Having problems getting the new automatic Wi-Fi syncing to work, even after following instructions on how to activate it and going through Apple’s own official troubleshooting guide? I did too, but here’s how I fixed it. The problem lies with an old setting buried in the iTunes preferences that prevents automatic syncing. Just follow the step-by-step instructions below:

1. In the iTunes, select Preferences:

2. Select Devices:

3. Uncheck the checkbox for “Prevent iPods, iPhones, and iPads from syncing automatically” and click OK:

4. Shut down and restart iTunes

5. Shut down and restart the iPhone/iPad

Now plug in your iPhone into a power source and wait for several seconds, the iPhone should now automatically sync. This is what fixed the issue for me.

Basics: How to Set Up Wireless Wi-Fi Syncing for iPhone and iPad

Ready to never plug your iPhone into your computer again to sync? Here’s how. You’ll need an iPhone/iPad running iOS 5 or newer and iTunes 10.5 or newer.

1. For one last time, plug your iPhone into iTunes:

2. Click on your iPhone/iPad in the left sidebar:

3. Select the Summary tab at the top of iTunes:

4. Check the box that says Sync with this iPhone (iPad) over Wi-Fi:

Now unplug your iPhone/iPad, then look at the left sidebar in iTunes. It will still show your device connected to iTunes even though it’s not plugged in! Pretty cool. From here, there are two ways to sync.

5. How to automatically sync:

Important: iTunes needs to be open on your computer for automatic synching to work. Simply plug in your iPhone/iPad into a power source and it will automatically begin to sync.

6. How to manually sync (steps 7-11):

A manual sync is the only true wireless sync, as it does not require the iPhone/iPad to be plugged into a power source. It does, however, require you to be on the same Wi-Fi network as the computer with iTunes.

7. Open Settings:

8. Tap General:

9. Tap iTunes Wi-Fi Sync:

10. Tap Sync Now:

11. Wait for sync to finish:
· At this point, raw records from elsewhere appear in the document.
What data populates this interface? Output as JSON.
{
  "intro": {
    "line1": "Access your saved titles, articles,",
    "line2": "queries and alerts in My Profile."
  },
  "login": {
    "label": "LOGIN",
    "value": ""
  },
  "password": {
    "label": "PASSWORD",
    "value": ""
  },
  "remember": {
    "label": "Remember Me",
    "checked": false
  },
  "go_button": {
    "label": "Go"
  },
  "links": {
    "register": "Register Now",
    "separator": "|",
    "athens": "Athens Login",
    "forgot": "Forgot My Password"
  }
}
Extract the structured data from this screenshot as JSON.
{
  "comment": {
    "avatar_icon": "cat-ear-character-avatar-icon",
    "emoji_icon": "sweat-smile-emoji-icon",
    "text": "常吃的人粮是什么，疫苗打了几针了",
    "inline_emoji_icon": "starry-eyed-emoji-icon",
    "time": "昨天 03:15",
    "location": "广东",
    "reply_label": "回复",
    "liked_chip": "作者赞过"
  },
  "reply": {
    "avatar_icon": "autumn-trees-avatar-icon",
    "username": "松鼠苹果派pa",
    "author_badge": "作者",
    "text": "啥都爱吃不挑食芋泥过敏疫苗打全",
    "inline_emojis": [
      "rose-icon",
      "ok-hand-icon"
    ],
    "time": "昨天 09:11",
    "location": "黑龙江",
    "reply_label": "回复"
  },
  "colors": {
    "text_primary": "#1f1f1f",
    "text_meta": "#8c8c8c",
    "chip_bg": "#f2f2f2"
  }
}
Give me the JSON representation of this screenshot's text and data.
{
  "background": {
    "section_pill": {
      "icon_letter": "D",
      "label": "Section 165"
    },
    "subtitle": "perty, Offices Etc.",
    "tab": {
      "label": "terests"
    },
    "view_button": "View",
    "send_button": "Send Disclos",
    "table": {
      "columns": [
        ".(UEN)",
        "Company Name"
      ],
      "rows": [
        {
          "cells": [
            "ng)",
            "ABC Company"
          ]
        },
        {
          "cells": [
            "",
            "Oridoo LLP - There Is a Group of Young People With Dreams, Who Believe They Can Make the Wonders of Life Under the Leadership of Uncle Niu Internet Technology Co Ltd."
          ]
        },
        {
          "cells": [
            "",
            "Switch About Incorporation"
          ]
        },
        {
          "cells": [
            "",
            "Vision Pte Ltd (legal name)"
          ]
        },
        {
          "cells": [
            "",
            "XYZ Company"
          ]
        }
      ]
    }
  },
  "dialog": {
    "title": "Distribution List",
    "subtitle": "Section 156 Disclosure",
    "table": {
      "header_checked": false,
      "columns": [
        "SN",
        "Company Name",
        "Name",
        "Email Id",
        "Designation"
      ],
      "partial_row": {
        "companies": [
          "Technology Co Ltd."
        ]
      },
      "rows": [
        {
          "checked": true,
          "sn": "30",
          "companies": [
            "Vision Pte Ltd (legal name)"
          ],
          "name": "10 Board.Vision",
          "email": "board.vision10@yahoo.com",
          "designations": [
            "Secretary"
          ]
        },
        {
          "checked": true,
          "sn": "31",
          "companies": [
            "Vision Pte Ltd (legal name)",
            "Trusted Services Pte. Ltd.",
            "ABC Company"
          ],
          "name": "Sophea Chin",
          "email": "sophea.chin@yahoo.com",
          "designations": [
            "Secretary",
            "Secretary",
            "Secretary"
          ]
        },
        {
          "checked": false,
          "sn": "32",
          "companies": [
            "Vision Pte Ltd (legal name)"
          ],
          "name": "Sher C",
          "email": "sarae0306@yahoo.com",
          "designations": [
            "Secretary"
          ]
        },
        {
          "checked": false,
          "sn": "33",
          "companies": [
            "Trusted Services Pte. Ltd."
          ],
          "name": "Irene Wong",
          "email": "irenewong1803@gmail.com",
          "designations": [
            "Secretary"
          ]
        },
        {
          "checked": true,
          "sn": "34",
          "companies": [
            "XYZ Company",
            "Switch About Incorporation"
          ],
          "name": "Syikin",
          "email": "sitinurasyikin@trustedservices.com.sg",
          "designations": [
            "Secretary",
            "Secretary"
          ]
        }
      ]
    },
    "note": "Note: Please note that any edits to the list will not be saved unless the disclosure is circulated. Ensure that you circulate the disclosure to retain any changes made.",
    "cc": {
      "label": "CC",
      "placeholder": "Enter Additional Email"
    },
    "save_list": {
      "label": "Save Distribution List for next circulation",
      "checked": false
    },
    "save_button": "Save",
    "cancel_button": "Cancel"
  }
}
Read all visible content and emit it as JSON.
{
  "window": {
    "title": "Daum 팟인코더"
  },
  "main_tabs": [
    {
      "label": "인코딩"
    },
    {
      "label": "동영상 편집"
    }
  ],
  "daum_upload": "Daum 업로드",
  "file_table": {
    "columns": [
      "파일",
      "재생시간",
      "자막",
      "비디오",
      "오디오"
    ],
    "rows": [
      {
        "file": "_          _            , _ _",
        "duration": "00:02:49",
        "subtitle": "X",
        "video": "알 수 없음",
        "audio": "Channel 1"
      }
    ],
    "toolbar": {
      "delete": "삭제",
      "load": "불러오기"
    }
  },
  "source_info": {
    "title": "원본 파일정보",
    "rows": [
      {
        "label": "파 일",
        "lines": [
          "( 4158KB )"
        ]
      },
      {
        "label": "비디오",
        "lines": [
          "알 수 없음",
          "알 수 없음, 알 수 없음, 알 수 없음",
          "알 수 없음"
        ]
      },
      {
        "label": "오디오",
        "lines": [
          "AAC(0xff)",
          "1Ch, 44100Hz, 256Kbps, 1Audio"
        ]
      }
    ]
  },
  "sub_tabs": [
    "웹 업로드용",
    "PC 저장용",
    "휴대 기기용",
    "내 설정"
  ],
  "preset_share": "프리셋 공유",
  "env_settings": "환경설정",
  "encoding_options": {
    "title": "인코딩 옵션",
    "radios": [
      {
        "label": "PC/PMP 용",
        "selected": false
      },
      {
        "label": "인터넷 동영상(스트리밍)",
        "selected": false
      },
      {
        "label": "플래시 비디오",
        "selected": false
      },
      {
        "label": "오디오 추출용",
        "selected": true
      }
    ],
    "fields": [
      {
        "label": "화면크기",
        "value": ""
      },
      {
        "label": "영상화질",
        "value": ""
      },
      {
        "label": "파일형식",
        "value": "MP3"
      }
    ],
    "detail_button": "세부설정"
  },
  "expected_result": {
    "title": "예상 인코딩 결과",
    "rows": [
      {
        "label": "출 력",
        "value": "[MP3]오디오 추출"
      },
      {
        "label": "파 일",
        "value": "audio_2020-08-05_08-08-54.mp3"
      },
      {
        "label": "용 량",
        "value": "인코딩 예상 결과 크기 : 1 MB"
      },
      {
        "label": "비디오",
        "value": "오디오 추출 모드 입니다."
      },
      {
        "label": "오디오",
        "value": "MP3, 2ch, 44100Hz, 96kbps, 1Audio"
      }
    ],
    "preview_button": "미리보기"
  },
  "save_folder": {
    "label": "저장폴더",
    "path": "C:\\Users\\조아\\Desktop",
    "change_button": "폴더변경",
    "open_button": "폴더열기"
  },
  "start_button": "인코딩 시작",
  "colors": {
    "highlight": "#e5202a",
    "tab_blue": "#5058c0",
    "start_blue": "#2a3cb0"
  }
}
Notes and Troubleshooting:

  • Syncing with Wi-Fi is slower than syncing with a USB cable.
  • If, while synching your iPhone/iPad over Wi-Fi, you connect the iPhone/iPad to your computer via a USB cable, the sync will continue uninterrupted via the cable. However, if you start syncing using a cable, then disconnect the cable, syncing will stop and will not continue over Wi-Fi.
  • Having problems getting Wi-Fi syncing to work? Check out Apple’s official troubleshooting document for Wi-Fi Syncing.
  • Still can’t get automatic Wi-Fi sync to work? Try out my alternate solution.